ASIC has today released new guidelines to support bank account switching reforms. This guidance updates industry codes to reflect the new rules so that financial institutions and consumers can have confidence in their rights and responsibilities when switching accounts from 1 July 2012.
ASIC has updated both the Electronic Funds Transfer Code (EFT) and the new ePayments Code which will succeed the EFT Code from 20 March 2013. The revised EFT and ePayments Codes will help industry comply with their responsibilities under the changes.
A summary of amendments made to the ePayments Code is available on the ASIC website. There is also a summary of the account switching amendments to the EFT Code.
As a result of these changes, a financial institution (bank, building society or credit union) is now required to provide a list of regular direct debits and credits to a new financial institution at a customer’s request.
ASIC Commissioner Peter Kell said the revised codes will help industry understand their responsibilities and clarify what financial institutions need to do to comply with the new switching rules.
‘We are confident these revised codes will help industry through this change and ultimately make it easier for consumers to move their everyday transaction account from one financial institution to another’, Mr Kell said.
New switching and listing rules
Under the new rules, if a consumer wants to switch their everyday transaction account from one financial institution to another, they can ask their new provider to contact their old provider to get a list of their regular direct debits or credits made from/to their old transaction account in the past 13 months. This includes debits such as:
regular utility payments
mortgage or rental payments or
gym memberships, for example.
Regular credits may include:
pension payments or
regular income such as investment dividends, for example.
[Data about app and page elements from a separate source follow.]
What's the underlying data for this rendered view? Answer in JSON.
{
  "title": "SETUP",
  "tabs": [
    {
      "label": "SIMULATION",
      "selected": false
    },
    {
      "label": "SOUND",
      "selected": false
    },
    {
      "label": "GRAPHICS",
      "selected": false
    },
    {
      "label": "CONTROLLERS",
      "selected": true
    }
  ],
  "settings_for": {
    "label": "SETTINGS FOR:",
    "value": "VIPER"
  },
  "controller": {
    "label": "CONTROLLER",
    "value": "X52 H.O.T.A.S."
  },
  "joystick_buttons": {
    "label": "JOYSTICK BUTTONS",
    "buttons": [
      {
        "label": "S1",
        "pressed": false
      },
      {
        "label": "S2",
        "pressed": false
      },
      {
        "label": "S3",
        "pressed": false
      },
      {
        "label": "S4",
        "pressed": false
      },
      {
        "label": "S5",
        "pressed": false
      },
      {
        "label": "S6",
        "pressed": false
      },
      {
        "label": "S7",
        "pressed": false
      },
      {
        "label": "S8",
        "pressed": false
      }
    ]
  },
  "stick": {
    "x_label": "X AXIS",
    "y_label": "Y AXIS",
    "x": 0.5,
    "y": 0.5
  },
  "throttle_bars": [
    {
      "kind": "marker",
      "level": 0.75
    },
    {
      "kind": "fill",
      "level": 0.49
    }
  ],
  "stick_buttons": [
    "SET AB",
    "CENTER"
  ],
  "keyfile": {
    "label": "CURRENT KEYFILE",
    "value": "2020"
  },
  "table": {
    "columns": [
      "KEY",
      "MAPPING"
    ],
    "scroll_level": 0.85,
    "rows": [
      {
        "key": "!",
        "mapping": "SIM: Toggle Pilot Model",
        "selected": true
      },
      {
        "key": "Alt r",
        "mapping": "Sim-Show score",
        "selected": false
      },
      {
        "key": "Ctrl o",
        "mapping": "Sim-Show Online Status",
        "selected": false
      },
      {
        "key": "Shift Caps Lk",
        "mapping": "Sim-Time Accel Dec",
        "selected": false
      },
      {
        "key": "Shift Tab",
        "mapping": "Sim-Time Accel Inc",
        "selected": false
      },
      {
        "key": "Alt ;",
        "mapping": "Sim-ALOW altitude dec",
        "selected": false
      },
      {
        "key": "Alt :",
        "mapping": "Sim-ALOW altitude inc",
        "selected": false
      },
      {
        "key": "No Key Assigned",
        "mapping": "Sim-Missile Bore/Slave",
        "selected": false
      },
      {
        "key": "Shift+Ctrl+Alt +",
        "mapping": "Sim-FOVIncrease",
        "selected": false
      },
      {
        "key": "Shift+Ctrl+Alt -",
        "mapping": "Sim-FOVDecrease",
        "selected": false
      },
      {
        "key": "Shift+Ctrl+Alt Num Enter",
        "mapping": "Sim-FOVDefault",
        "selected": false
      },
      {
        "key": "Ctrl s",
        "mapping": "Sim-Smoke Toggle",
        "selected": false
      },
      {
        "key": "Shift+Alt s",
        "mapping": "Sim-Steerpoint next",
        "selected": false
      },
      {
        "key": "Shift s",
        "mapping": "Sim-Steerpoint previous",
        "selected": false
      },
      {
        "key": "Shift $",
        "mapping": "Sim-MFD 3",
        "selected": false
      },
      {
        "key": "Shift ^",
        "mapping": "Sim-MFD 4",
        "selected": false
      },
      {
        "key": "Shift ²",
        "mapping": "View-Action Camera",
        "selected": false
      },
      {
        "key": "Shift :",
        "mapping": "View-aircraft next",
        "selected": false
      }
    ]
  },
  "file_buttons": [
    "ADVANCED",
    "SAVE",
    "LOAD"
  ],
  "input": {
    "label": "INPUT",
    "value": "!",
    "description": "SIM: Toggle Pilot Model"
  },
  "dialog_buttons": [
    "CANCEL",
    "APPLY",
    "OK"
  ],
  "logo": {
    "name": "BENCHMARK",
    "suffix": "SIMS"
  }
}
A consumer can decide which regular direct debits and/or credits they would like to switch to their new transaction account, with the help of their new financial institution. Under the new rules, a consumer would sign one form authorising their new financial institution to provide all of the relevant organisations with their new account details.
Consumers would need to re-establish some regular payments themselves with their new financial institution (e.g. regular internet banking ‘pay anyone’ and BPAY payments).
ASIC acknowledges the assistance of consumer and industry stakeholders in developing the revised codes.
For more information about account switching reforms go to the Australian Banking Reforms website.
The ePayments Code was first issued on 20 September 2011and covers key consumer protection measures concerning electronic payments such as credit cards, funds transfer and stored value products. The transition period for the new Code finishes on 20 March 2013.
The current EFT Code was first issued on 1 April 2001. It covers key consumer protection measures concerning funds transfer and stored value products. The Code will cease on 20 March 2013, as by then all subscribers will have transferred to the ePayments Code.
ASIC has revised both codes to incorporate the new listing and switching rules as the transition period for subscribers to move from the EFT Code to the ePayments Code is still underway. It is important that subscribers to both Codes are covered by the new rules.